South Indian, Chola dynasty
Parvati, Consort of Shiva, 12-13th century

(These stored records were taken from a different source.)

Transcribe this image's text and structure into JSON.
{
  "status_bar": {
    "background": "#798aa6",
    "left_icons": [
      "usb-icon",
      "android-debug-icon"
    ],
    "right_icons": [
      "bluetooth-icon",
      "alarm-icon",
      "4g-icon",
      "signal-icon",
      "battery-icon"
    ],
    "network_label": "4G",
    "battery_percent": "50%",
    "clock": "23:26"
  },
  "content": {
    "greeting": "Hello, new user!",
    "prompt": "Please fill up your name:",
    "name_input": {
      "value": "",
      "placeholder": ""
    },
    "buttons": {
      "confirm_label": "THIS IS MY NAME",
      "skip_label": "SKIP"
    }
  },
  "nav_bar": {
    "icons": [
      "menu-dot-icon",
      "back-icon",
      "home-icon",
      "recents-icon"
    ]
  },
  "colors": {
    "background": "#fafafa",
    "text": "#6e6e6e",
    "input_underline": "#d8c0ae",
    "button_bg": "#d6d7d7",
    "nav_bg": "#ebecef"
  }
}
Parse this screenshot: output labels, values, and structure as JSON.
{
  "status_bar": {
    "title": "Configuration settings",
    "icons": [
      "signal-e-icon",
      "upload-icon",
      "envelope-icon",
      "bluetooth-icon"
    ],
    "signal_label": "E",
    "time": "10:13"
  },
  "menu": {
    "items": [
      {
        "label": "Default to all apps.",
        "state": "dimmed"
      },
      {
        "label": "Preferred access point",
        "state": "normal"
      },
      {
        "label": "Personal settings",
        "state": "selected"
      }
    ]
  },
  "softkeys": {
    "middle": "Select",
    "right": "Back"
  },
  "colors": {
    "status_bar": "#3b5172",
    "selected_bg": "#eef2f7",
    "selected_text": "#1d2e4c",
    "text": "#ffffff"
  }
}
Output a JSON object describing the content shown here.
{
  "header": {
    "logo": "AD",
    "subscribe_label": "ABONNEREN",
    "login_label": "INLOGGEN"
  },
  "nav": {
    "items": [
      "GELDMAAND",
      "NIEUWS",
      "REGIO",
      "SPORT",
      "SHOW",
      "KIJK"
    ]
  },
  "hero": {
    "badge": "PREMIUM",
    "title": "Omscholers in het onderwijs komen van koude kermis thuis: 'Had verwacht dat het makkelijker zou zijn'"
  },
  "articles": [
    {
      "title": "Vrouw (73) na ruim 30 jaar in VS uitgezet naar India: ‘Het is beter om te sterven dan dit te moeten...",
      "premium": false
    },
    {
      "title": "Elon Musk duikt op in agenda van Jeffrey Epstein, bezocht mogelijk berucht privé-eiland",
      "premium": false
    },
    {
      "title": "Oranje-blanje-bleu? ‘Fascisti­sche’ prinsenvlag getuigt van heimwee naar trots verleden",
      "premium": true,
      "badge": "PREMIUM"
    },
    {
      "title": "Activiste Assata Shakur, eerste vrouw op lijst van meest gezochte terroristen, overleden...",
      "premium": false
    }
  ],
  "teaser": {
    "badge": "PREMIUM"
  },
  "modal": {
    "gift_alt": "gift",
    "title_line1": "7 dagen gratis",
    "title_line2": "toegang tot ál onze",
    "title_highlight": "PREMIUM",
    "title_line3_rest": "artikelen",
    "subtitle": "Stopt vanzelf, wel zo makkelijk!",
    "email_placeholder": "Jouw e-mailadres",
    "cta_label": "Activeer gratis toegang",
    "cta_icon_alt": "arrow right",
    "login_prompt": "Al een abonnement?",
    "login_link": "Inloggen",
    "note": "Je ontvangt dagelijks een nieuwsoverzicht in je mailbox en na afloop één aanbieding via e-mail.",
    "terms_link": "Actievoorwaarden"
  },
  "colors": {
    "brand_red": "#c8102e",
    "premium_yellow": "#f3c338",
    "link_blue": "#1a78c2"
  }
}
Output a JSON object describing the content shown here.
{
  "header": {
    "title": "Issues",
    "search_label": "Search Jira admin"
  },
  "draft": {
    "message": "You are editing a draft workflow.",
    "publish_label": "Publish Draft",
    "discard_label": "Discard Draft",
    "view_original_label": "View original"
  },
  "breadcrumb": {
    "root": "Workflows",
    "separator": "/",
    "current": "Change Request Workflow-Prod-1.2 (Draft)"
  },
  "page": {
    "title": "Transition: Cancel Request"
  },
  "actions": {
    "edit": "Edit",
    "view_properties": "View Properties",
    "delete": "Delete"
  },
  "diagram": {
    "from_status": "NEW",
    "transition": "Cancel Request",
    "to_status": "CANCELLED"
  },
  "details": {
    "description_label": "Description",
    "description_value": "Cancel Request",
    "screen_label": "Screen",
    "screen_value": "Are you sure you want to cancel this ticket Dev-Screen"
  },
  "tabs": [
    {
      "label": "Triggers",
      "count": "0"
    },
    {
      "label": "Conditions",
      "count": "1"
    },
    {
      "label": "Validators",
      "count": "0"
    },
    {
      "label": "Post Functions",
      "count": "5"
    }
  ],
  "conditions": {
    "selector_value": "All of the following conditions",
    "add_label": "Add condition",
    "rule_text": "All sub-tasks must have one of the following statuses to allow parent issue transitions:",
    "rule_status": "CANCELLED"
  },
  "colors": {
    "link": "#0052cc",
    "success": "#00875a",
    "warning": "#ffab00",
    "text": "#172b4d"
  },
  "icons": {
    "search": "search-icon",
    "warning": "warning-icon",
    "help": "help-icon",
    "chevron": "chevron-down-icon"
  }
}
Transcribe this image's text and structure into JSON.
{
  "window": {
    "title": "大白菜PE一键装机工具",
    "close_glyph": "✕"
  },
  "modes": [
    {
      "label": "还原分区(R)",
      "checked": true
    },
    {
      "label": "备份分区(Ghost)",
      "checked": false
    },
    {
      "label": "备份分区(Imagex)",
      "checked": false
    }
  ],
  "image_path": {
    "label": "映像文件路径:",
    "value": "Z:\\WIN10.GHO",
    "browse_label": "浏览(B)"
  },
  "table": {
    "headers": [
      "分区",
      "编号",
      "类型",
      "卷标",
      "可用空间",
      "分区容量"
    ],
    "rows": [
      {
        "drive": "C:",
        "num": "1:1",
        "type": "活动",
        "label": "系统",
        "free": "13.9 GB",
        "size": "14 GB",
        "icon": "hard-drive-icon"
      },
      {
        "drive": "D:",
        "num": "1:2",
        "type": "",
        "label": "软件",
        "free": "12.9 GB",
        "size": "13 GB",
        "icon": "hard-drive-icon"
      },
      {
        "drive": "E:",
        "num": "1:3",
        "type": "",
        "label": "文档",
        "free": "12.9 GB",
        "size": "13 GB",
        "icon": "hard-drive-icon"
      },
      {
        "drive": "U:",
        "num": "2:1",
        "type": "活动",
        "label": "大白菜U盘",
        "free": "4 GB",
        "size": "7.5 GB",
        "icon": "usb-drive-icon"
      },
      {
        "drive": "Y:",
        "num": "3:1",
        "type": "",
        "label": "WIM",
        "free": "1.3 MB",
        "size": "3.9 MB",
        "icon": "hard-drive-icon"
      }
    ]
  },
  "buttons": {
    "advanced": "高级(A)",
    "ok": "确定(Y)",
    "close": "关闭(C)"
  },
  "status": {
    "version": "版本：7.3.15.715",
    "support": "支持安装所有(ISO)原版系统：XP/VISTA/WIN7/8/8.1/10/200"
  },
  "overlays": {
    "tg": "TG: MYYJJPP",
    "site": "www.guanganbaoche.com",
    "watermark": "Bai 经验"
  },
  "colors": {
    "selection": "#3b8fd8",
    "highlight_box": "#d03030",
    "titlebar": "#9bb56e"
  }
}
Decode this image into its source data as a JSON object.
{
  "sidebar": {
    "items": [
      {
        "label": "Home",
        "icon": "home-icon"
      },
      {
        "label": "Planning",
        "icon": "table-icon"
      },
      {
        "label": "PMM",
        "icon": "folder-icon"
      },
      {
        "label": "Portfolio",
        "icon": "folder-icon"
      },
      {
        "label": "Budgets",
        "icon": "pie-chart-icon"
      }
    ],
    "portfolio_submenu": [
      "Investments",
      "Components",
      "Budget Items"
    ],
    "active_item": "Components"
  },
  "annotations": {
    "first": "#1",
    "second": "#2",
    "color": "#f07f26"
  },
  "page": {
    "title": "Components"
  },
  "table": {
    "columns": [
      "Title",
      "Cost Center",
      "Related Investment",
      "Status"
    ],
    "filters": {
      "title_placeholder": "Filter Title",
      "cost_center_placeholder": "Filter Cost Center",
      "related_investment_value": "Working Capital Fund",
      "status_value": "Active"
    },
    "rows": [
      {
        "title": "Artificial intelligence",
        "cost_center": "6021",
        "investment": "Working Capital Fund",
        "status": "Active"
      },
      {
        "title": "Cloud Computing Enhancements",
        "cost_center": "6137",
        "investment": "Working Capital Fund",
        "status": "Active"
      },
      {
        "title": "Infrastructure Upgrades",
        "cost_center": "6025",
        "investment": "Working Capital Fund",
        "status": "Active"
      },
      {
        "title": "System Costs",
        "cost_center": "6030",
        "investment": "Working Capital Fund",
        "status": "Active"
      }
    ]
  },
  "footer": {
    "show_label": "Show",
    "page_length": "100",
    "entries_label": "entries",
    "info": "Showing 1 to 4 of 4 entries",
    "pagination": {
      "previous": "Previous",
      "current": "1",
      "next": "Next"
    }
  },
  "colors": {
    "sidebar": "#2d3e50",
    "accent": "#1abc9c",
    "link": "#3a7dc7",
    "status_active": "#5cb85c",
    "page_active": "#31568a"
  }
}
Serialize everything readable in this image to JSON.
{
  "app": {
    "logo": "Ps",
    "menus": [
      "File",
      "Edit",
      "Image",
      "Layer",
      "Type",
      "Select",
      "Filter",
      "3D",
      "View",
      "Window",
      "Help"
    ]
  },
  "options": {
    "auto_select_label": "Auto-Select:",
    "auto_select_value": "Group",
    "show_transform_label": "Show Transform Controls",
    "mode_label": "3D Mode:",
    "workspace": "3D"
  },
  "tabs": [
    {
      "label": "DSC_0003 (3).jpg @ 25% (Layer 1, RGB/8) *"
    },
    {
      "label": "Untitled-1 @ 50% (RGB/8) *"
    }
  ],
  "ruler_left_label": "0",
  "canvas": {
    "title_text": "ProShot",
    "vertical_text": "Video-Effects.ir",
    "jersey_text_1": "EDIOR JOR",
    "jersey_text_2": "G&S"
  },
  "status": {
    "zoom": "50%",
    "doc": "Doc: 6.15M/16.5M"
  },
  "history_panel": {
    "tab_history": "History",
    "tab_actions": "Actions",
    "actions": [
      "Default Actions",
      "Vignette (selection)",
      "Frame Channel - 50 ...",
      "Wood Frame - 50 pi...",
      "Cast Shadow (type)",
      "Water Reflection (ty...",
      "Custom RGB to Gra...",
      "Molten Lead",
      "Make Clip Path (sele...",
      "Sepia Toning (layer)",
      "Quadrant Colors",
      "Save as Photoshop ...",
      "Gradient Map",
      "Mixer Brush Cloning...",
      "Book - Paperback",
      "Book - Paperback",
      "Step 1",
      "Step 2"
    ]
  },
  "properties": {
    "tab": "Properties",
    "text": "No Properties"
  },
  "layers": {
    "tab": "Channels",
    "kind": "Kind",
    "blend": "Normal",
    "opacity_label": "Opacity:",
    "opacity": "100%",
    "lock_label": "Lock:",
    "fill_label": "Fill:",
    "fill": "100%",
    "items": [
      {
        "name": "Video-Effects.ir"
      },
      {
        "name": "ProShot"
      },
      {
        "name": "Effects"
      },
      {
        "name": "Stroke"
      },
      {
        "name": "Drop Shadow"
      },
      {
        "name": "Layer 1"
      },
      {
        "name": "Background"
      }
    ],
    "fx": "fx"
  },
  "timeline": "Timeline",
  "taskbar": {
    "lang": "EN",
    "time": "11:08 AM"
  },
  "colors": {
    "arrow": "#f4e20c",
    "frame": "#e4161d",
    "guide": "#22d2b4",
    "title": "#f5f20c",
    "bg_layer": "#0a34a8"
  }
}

In the first half of the Chola period bronze casters created some of the greatest masterpieces of Indian art. The grace and beauty of this icon, whose pose recalls the movements of the dance, is a part of that tradition. Unlike Indian stone sculpture which was often part of an architectural setting, bronze images like the one shown here are complete in themselves. Carried in procession, they were covered with clothing, jewels, and flower garlands, which hid the sensuous form that is the embodiment of the South Indian ideal of beauty. This posture, the crown of matted locks (jatamukuta), and the sacred cord that passes between her breasts are attributes of Parvati (Daughter of the Mountain). She is consort to Shiva, one of the three primary Hindu gods, and she functions as his sakti (female energy), embodying the active principle and strength of the deity. Parvati also represents the benevolent aspect of the Great Mother, the ancient Indian fertility goddess.